(Excerpts from an interface dataset)
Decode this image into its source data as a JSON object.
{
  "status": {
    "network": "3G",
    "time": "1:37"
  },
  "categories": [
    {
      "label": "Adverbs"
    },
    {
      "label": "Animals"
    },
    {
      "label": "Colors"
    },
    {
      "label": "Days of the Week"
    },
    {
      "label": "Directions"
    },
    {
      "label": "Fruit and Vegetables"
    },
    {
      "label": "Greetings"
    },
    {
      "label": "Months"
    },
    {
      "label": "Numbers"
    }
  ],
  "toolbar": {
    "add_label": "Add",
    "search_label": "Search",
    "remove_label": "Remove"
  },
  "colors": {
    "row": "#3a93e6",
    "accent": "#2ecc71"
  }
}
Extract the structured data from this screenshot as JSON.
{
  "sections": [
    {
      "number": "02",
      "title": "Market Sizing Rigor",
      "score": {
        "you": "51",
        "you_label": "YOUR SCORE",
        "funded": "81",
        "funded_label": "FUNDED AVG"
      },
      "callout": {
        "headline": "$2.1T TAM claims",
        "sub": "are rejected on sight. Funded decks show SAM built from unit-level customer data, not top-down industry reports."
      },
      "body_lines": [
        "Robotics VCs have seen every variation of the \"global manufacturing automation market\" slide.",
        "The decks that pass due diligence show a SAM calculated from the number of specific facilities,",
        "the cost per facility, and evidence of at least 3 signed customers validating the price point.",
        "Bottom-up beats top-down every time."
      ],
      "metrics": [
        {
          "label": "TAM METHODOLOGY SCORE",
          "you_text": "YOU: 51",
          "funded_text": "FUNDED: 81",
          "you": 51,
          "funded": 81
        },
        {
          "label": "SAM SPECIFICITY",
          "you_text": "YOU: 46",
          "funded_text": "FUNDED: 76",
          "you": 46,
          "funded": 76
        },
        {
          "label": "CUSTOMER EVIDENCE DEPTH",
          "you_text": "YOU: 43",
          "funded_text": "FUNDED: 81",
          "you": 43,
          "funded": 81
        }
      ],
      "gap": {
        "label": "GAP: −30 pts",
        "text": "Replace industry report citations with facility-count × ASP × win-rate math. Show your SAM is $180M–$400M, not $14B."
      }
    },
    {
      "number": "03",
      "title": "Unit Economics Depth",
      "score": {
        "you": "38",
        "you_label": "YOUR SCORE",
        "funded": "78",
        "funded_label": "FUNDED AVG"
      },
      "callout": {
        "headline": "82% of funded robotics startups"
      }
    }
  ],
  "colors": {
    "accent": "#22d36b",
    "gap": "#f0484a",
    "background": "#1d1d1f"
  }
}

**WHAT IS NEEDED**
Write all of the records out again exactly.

**REPLY**
Decode this image into its source data as a JSON object.
{
  "status": {
    "network": "3G",
    "time": "1:37"
  },
  "categories": [
    {
      "label": "Adverbs"
    },
    {
      "label": "Animals"
    },
    {
      "label": "Colors"
    },
    {
      "label": "Days of the Week"
    },
    {
      "label": "Directions"
    },
    {
      "label": "Fruit and Vegetables"
    },
    {
      "label": "Greetings"
    },
    {
      "label": "Months"
    },
    {
      "label": "Numbers"
    }
  ],
  "toolbar": {
    "add_label": "Add",
    "search_label": "Search",
    "remove_label": "Remove"
  },
  "colors": {
    "row": "#3a93e6",
    "accent": "#2ecc71"
  }
}
Extract the structured data from this screenshot as JSON.
{
  "sections": [
    {
      "number": "02",
      "title": "Market Sizing Rigor",
      "score": {
        "you": "51",
        "you_label": "YOUR SCORE",
        "funded": "81",
        "funded_label": "FUNDED AVG"
      },
      "callout": {
        "headline": "$2.1T TAM claims",
        "sub": "are rejected on sight. Funded decks show SAM built from unit-level customer data, not top-down industry reports."
      },
      "body_lines": [
        "Robotics VCs have seen every variation of the \"global manufacturing automation market\" slide.",
        "The decks that pass due diligence show a SAM calculated from the number of specific facilities,",
        "the cost per facility, and evidence of at least 3 signed customers validating the price point.",
        "Bottom-up beats top-down every time."
      ],
      "metrics": [
        {
          "label": "TAM METHODOLOGY SCORE",
          "you_text": "YOU: 51",
          "funded_text": "FUNDED: 81",
          "you": 51,
          "funded": 81
        },
        {
          "label": "SAM SPECIFICITY",
          "you_text": "YOU: 46",
          "funded_text": "FUNDED: 76",
          "you": 46,
          "funded": 76
        },
        {
          "label": "CUSTOMER EVIDENCE DEPTH",
          "you_text": "YOU: 43",
          "funded_text": "FUNDED: 81",
          "you": 43,
          "funded": 81
        }
      ],
      "gap": {
        "label": "GAP: −30 pts",
        "text": "Replace industry report citations with facility-count × ASP × win-rate math. Show your SAM is $180M–$400M, not $14B."
      }
    },
    {
      "number": "03",
      "title": "Unit Economics Depth",
      "score": {
        "you": "38",
        "you_label": "YOUR SCORE",
        "funded": "78",
        "funded_label": "FUNDED AVG"
      },
      "callout": {
        "headline": "82% of funded robotics startups"
      }
    }
  ],
  "colors": {
    "accent": "#22d36b",
    "gap": "#f0484a",
    "background": "#1d1d1f"
  }
}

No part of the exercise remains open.